* [EXERCISE DATA]:
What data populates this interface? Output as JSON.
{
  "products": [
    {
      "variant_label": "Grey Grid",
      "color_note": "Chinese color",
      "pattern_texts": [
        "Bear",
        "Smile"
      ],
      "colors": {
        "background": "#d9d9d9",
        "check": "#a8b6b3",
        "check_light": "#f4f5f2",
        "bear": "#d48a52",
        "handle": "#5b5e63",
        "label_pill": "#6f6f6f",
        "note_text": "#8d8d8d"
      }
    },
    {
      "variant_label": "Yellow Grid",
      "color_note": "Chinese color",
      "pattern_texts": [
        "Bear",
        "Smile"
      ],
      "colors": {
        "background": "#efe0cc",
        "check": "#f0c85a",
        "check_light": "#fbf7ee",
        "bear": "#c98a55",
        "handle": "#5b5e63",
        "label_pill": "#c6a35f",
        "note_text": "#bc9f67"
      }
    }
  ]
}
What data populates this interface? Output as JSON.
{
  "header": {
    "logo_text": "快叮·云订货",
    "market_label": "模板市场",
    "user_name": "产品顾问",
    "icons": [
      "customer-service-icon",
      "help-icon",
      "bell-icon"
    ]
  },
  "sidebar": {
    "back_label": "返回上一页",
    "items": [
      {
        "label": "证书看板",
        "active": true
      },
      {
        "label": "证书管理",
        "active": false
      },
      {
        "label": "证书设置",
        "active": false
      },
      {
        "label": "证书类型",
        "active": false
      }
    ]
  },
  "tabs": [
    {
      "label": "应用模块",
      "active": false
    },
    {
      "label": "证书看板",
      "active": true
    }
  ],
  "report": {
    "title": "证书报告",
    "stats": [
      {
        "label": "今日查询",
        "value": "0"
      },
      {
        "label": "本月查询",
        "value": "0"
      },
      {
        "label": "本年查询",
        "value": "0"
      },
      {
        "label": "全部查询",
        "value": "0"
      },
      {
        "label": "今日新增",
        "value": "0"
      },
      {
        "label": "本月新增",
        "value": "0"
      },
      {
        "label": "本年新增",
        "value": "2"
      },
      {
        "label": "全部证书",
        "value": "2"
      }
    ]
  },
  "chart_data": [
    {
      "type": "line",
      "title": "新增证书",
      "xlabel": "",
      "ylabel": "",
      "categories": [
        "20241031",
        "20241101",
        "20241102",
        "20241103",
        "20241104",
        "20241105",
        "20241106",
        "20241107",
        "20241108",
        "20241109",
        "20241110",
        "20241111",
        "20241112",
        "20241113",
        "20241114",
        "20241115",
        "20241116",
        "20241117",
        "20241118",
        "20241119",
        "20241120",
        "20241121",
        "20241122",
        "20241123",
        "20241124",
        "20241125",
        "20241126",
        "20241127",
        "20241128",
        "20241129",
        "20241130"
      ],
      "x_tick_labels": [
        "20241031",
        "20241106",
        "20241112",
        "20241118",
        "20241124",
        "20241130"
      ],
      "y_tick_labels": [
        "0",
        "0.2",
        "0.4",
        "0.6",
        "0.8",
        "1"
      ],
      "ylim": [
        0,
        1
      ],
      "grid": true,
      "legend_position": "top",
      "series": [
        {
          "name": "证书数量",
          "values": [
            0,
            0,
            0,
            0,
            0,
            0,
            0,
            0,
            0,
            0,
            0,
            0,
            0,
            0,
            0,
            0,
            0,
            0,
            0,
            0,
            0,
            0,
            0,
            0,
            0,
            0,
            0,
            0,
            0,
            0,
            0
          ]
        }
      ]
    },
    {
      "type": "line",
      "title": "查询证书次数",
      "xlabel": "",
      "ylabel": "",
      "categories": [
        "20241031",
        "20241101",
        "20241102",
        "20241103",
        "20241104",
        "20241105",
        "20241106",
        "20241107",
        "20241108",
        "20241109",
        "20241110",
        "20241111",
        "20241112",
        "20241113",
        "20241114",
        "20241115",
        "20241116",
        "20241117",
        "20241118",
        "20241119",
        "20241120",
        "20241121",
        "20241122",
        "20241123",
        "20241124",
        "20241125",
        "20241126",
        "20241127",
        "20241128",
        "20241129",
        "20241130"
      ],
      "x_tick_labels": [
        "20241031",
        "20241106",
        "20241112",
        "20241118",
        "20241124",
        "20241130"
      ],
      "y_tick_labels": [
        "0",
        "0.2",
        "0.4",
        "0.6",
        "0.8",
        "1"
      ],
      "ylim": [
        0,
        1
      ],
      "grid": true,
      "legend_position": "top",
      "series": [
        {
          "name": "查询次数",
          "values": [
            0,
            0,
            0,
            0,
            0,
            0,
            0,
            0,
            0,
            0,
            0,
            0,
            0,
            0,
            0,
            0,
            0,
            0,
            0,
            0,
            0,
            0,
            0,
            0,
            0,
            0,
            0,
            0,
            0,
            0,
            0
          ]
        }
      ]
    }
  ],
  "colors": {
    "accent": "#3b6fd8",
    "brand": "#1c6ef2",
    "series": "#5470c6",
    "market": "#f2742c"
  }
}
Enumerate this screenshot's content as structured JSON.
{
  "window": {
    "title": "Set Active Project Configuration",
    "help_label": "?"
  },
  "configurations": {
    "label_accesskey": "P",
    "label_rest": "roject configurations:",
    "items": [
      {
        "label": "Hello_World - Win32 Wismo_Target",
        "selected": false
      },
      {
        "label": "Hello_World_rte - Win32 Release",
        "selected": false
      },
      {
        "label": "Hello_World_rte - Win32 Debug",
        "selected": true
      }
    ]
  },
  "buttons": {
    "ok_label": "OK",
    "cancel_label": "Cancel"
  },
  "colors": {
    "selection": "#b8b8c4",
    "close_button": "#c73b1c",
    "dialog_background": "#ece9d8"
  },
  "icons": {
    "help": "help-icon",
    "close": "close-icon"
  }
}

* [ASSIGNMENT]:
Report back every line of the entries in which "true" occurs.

* [EXERCISE RESPONSE]:
        "active": true
      "active": true
      "grid": true,
      "grid": true,
        "selected": true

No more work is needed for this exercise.